> _MATERIAL SHOWN_
..............................

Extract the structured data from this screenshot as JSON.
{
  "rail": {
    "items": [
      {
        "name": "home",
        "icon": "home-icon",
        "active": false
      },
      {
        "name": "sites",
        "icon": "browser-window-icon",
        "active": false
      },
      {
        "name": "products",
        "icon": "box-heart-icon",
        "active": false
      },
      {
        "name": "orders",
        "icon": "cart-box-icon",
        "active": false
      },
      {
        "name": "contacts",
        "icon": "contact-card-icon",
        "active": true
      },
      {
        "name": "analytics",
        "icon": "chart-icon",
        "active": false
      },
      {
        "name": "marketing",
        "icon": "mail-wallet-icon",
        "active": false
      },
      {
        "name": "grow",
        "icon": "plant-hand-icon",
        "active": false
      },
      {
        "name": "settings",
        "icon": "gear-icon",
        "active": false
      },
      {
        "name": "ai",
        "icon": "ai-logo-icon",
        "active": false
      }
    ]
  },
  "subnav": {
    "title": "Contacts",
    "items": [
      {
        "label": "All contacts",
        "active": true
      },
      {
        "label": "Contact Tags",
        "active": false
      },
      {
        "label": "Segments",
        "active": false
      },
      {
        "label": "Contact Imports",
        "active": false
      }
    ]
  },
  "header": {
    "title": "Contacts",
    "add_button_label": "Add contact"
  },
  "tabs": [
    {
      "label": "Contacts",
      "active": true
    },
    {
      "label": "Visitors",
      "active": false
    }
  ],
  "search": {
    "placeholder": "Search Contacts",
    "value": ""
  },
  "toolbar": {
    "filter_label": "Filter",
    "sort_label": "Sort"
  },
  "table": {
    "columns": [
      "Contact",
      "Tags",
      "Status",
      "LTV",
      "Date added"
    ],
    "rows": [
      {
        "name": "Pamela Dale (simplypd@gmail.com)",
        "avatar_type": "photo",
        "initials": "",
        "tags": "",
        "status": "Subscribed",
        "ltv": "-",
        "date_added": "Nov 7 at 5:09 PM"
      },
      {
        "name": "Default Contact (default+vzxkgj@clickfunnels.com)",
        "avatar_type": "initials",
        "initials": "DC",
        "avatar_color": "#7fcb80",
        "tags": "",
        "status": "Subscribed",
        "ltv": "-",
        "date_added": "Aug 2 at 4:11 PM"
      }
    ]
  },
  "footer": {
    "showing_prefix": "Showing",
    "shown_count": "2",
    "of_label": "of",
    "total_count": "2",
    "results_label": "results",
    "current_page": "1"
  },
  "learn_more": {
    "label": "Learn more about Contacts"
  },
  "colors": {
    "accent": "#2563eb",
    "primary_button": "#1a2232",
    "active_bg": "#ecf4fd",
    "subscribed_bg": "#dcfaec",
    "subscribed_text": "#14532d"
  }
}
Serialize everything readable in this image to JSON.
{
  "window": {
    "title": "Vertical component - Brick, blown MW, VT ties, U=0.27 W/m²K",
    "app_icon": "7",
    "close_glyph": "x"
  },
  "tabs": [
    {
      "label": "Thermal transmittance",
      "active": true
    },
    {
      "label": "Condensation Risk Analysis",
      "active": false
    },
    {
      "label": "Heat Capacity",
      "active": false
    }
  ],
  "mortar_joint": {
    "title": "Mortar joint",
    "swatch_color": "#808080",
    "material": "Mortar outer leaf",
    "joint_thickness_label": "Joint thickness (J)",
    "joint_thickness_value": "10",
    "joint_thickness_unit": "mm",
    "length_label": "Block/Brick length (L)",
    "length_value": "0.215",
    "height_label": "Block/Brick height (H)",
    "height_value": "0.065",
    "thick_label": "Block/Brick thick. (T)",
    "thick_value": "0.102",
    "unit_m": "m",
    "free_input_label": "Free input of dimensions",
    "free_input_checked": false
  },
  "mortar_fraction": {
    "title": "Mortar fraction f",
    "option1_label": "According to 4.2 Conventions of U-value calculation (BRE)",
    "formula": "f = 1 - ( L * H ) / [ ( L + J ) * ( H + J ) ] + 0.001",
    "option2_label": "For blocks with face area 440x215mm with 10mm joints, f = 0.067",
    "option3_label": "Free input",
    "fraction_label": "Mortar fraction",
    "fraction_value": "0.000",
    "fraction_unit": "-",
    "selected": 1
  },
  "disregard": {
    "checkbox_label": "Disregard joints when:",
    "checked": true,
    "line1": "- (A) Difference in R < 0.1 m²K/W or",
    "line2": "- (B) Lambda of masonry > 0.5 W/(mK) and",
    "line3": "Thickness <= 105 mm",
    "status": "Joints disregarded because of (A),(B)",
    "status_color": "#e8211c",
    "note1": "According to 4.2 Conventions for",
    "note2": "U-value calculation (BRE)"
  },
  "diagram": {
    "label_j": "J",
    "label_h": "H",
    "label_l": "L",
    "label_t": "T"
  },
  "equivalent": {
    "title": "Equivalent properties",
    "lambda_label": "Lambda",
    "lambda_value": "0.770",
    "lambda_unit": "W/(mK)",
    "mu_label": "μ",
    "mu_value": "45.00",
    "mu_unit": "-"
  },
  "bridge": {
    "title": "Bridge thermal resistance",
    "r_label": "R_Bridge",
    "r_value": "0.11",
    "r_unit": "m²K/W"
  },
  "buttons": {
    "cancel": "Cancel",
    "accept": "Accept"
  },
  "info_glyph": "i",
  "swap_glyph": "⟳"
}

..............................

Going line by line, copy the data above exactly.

Extract the structured data from this screenshot as JSON.
{
  "rail": {
    "items": [
      {
        "name": "home",
        "icon": "home-icon",
        "active": false
      },
      {
        "name": "sites",
        "icon": "browser-window-icon",
        "active": false
      },
      {
        "name": "products",
        "icon": "box-heart-icon",
        "active": false
      },
      {
        "name": "orders",
        "icon": "cart-box-icon",
        "active": false
      },
      {
        "name": "contacts",
        "icon": "contact-card-icon",
        "active": true
      },
      {
        "name": "analytics",
        "icon": "chart-icon",
        "active": false
      },
      {
        "name": "marketing",
        "icon": "mail-wallet-icon",
        "active": false
      },
      {
        "name": "grow",
        "icon": "plant-hand-icon",
        "active": false
      },
      {
        "name": "settings",
        "icon": "gear-icon",
        "active": false
      },
      {
        "name": "ai",
        "icon": "ai-logo-icon",
        "active": false
      }
    ]
  },
  "subnav": {
    "title": "Contacts",
    "items": [
      {
        "label": "All contacts",
        "active": true
      },
      {
        "label": "Contact Tags",
        "active": false
      },
      {
        "label": "Segments",
        "active": false
      },
      {
        "label": "Contact Imports",
        "active": false
      }
    ]
  },
  "header": {
    "title": "Contacts",
    "add_button_label": "Add contact"
  },
  "tabs": [
    {
      "label": "Contacts",
      "active": true
    },
    {
      "label": "Visitors",
      "active": false
    }
  ],
  "search": {
    "placeholder": "Search Contacts",
    "value": ""
  },
  "toolbar": {
    "filter_label": "Filter",
    "sort_label": "Sort"
  },
  "table": {
    "columns": [
      "Contact",
      "Tags",
      "Status",
      "LTV",
      "Date added"
    ],
    "rows": [
      {
        "name": "Pamela Dale (simplypd@gmail.com)",
        "avatar_type": "photo",
        "initials": "",
        "tags": "",
        "status": "Subscribed",
        "ltv": "-",
        "date_added": "Nov 7 at 5:09 PM"
      },
      {
        "name": "Default Contact (default+vzxkgj@clickfunnels.com)",
        "avatar_type": "initials",
        "initials": "DC",
        "avatar_color": "#7fcb80",
        "tags": "",
        "status": "Subscribed",
        "ltv": "-",
        "date_added": "Aug 2 at 4:11 PM"
      }
    ]
  },
  "footer": {
    "showing_prefix": "Showing",
    "shown_count": "2",
    "of_label": "of",
    "total_count": "2",
    "results_label": "results",
    "current_page": "1"
  },
  "learn_more": {
    "label": "Learn more about Contacts"
  },
  "colors": {
    "accent": "#2563eb",
    "primary_button": "#1a2232",
    "active_bg": "#ecf4fd",
    "subscribed_bg": "#dcfaec",
    "subscribed_text": "#14532d"
  }
}
Serialize everything readable in this image to JSON.
{
  "window": {
    "title": "Vertical component - Brick, blown MW, VT ties, U=0.27 W/m²K",
    "app_icon": "7",
    "close_glyph": "x"
  },
  "tabs": [
    {
      "label": "Thermal transmittance",
      "active": true
    },
    {
      "label": "Condensation Risk Analysis",
      "active": false
    },
    {
      "label": "Heat Capacity",
      "active": false
    }
  ],
  "mortar_joint": {
    "title": "Mortar joint",
    "swatch_color": "#808080",
    "material": "Mortar outer leaf",
    "joint_thickness_label": "Joint thickness (J)",
    "joint_thickness_value": "10",
    "joint_thickness_unit": "mm",
    "length_label": "Block/Brick length (L)",
    "length_value": "0.215",
    "height_label": "Block/Brick height (H)",
    "height_value": "0.065",
    "thick_label": "Block/Brick thick. (T)",
    "thick_value": "0.102",
    "unit_m": "m",
    "free_input_label": "Free input of dimensions",
    "free_input_checked": false
  },
  "mortar_fraction": {
    "title": "Mortar fraction f",
    "option1_label": "According to 4.2 Conventions of U-value calculation (BRE)",
    "formula": "f = 1 - ( L * H ) / [ ( L + J ) * ( H + J ) ] + 0.001",
    "option2_label": "For blocks with face area 440x215mm with 10mm joints, f = 0.067",
    "option3_label": "Free input",
    "fraction_label": "Mortar fraction",
    "fraction_value": "0.000",
    "fraction_unit": "-",
    "selected": 1
  },
  "disregard": {
    "checkbox_label": "Disregard joints when:",
    "checked": true,
    "line1": "- (A) Difference in R < 0.1 m²K/W or",
    "line2": "- (B) Lambda of masonry > 0.5 W/(mK) and",
    "line3": "Thickness <= 105 mm",
    "status": "Joints disregarded because of (A),(B)",
    "status_color": "#e8211c",
    "note1": "According to 4.2 Conventions for",
    "note2": "U-value calculation (BRE)"
  },
  "diagram": {
    "label_j": "J",
    "label_h": "H",
    "label_l": "L",
    "label_t": "T"
  },
  "equivalent": {
    "title": "Equivalent properties",
    "lambda_label": "Lambda",
    "lambda_value": "0.770",
    "lambda_unit": "W/(mK)",
    "mu_label": "μ",
    "mu_value": "45.00",
    "mu_unit": "-"
  },
  "bridge": {
    "title": "Bridge thermal resistance",
    "r_label": "R_Bridge",
    "r_value": "0.11",
    "r_unit": "m²K/W"
  },
  "buttons": {
    "cancel": "Cancel",
    "accept": "Accept"
  },
  "info_glyph": "i",
  "swap_glyph": "⟳"
}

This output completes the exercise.